Evidence-based Practices

Here are some relevant programs using evidence-based practices. Strengthening Families Program[[br]] Evidence-based family skills training program[[br]] [http://strengtheningfamiliesprogram.org] HALO: Healthy Alternatives for Little Ones[[br]] Health education and prevention program for children aged 3-6 years[[br]] [http://haloforkids.org/] Programs of Prevention, PRIME for Life[[br]] Alcohol and drug prevention program for all ages[[br]] [http://www.primeforlife.org] Find other evidence-based programs online at [http://nrepp.samhsa.gov].

Available Services

Use Only As Directed Media Campaign[[br]] [http://www.useonlyasdirected.org] The University of Utah: Utah Poison Control Center[[br]] [http://poisoncontrol.utah.edu] National Institutes of Health: National Institute on Drug Abuse[[br]] [http://drugabuse.gov] Utah Division of Substance Abuse and Mental Health (UDHS)[[br]] [http://www.dsamh.utah.gov] Partnership for a Drug-Free America [http://www.drugfree.org] Office of National Drug Control Policy[[br]] [http://www.whitehouse.gov/ondcp]
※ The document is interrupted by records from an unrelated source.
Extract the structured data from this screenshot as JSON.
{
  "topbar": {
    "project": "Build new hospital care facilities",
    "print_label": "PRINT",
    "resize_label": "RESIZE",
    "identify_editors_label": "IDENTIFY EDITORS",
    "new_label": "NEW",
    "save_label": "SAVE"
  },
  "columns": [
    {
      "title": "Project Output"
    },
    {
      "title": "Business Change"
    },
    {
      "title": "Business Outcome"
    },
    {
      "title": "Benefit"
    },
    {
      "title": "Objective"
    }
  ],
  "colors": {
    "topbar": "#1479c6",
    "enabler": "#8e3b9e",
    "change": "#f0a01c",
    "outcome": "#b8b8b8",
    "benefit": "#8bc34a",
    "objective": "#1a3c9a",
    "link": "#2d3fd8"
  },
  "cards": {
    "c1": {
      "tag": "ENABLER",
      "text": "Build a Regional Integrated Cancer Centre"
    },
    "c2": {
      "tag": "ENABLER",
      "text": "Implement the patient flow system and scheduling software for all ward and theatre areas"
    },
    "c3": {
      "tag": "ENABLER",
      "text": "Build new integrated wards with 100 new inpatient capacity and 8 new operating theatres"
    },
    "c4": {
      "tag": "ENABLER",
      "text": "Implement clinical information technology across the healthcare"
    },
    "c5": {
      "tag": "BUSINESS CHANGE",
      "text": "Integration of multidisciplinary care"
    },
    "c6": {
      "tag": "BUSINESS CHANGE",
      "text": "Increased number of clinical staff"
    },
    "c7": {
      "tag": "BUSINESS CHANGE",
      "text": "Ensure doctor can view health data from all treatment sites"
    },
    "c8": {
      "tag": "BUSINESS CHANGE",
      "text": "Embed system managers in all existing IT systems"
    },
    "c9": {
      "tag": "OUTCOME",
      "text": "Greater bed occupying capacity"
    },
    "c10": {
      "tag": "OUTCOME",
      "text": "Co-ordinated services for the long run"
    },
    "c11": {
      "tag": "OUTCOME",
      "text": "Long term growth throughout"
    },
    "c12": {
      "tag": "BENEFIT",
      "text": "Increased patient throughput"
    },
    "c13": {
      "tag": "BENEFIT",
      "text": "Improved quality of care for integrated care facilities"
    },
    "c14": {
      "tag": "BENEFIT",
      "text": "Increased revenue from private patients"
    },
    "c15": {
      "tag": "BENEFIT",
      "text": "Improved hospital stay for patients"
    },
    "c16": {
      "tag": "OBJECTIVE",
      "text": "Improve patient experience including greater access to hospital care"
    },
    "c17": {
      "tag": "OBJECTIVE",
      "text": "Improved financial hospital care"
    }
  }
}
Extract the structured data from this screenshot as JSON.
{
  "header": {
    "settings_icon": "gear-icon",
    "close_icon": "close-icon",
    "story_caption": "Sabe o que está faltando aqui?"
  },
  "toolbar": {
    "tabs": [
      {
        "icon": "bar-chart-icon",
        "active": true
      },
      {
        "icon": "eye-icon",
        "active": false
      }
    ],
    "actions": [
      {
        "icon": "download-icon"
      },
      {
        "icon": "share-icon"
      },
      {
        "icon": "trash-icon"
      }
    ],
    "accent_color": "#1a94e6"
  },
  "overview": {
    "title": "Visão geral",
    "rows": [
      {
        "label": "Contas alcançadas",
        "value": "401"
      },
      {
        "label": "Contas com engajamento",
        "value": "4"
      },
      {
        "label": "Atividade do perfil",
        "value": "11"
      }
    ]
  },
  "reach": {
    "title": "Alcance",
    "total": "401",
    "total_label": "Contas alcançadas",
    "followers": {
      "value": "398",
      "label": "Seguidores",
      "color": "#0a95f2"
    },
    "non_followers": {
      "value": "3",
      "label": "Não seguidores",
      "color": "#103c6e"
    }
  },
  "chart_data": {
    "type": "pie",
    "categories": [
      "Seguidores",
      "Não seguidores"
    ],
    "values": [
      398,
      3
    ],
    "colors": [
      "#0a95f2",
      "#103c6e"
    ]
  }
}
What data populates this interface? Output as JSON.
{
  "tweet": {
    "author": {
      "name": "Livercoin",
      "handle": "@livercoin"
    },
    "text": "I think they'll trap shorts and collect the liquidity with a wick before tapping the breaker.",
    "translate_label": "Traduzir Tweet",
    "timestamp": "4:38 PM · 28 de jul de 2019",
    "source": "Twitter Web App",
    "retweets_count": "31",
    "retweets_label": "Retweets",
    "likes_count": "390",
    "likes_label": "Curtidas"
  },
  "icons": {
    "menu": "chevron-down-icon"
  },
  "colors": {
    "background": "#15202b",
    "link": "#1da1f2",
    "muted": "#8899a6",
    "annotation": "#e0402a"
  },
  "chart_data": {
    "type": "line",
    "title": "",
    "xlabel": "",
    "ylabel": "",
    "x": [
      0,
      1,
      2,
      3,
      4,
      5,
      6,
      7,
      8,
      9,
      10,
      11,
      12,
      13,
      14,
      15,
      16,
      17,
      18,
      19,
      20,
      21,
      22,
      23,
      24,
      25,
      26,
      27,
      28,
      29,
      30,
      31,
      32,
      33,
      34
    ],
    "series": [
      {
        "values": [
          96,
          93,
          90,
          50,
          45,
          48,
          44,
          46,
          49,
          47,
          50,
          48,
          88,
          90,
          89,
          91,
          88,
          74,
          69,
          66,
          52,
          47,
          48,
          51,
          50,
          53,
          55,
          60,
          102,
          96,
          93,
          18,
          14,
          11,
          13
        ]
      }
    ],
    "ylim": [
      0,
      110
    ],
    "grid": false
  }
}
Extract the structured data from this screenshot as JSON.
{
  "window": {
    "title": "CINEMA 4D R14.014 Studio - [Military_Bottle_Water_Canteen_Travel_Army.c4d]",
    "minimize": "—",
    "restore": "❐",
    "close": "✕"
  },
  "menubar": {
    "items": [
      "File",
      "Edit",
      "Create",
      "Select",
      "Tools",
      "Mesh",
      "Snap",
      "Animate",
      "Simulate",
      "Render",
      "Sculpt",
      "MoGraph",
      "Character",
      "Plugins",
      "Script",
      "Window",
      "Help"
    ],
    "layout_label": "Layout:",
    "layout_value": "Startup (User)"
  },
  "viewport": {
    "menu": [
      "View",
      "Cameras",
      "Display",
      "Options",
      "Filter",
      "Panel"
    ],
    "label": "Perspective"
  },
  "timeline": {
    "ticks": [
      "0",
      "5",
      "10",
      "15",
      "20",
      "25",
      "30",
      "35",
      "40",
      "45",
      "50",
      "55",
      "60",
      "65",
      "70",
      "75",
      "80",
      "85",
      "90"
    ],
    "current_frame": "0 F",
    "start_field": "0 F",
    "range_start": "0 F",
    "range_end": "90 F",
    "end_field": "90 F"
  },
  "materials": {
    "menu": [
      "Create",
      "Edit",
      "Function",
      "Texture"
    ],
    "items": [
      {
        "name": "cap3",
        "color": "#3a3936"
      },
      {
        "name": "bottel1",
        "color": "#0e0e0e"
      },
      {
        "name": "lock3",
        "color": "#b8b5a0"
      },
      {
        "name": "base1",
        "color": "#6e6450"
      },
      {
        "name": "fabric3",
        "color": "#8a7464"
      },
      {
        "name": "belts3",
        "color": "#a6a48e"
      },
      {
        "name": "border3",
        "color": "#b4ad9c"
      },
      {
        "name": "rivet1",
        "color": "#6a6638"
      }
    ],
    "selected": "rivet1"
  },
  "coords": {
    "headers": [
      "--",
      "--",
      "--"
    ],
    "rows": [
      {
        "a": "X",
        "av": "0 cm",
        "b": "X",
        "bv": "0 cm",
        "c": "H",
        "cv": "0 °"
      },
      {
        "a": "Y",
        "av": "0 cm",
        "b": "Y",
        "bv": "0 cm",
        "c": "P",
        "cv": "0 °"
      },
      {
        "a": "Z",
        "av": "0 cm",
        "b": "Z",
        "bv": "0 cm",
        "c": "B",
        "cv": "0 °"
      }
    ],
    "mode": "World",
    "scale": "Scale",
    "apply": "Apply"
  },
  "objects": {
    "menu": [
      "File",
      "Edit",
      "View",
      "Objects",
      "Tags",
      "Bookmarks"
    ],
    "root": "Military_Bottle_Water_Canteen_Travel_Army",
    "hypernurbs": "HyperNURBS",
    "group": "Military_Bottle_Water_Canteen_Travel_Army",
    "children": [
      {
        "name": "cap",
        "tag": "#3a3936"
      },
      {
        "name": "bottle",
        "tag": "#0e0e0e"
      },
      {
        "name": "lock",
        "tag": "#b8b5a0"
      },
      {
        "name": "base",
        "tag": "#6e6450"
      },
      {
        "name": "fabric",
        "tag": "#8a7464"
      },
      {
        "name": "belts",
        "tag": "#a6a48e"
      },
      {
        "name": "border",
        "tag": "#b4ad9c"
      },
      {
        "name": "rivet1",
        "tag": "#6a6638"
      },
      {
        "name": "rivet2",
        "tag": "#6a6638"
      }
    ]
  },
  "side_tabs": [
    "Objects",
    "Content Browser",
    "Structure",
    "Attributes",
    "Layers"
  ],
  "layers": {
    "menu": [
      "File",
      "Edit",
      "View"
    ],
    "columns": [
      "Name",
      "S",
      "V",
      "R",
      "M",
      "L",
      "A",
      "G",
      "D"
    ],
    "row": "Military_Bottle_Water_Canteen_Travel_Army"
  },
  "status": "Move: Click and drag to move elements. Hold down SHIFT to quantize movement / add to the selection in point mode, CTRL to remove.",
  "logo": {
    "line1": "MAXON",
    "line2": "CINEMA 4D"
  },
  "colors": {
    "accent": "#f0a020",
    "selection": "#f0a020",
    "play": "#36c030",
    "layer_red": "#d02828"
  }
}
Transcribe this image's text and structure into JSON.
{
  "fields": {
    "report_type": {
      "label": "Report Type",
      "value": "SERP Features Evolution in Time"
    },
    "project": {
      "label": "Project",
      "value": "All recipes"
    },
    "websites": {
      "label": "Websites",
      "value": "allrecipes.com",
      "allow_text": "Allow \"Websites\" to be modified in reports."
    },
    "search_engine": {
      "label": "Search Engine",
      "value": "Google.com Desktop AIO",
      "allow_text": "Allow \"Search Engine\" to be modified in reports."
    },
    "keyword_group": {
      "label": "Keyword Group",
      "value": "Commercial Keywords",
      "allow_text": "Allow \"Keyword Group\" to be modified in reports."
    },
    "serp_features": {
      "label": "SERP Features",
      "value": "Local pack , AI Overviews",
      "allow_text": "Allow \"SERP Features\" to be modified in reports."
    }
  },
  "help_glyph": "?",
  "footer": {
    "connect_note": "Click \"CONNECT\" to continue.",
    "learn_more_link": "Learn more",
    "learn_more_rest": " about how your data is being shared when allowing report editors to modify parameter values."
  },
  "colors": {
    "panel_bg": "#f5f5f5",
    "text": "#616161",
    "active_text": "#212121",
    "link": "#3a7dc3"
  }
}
Health Program Information

The Violence and Injury Prevention Program (VIPP) is a trusted and comprehensive resource for data related to violence and injury. Through education, this information helps promote partnerships and programs to prevent injuries and improve public health. VIPP goals are to a) focus prevention efforts on reducing intentional and unintentional injury, b) conduct education aimed at increasing awareness and changing behaviors that contribute to the occurrence of injury, c) strengthen local health department capacity to conduct local injury prevention programs, d) promote legislation, policy changes, and enforcement that will reduce injury hazards and increase safe behaviors, e) collaborate with private and public partners, and f) improve the Utah Department of Health capacity to collect mortality and morbidity data from multiple sources and conduct injury epidemiology for use in prevention planning, implementation, and evaluation.
Page Content Updated On 12/14/2015, Published on 12/15/2015
The information provided above is from the Department of Health's Center for Health Data IBIS-PH web site (http://ibis.health.state.gov). The information published on this website may be reproduced without permission. Please use the following citation: " Retrieved Thu, 05 May 2016 15:53:07 from Department of Health, Center for Health Data, Indicator-Based Information System for Public Health Web site: http://ibis.health.state.gov ".

Content updated: Tue, 15 Dec 2015 13:31:25 MST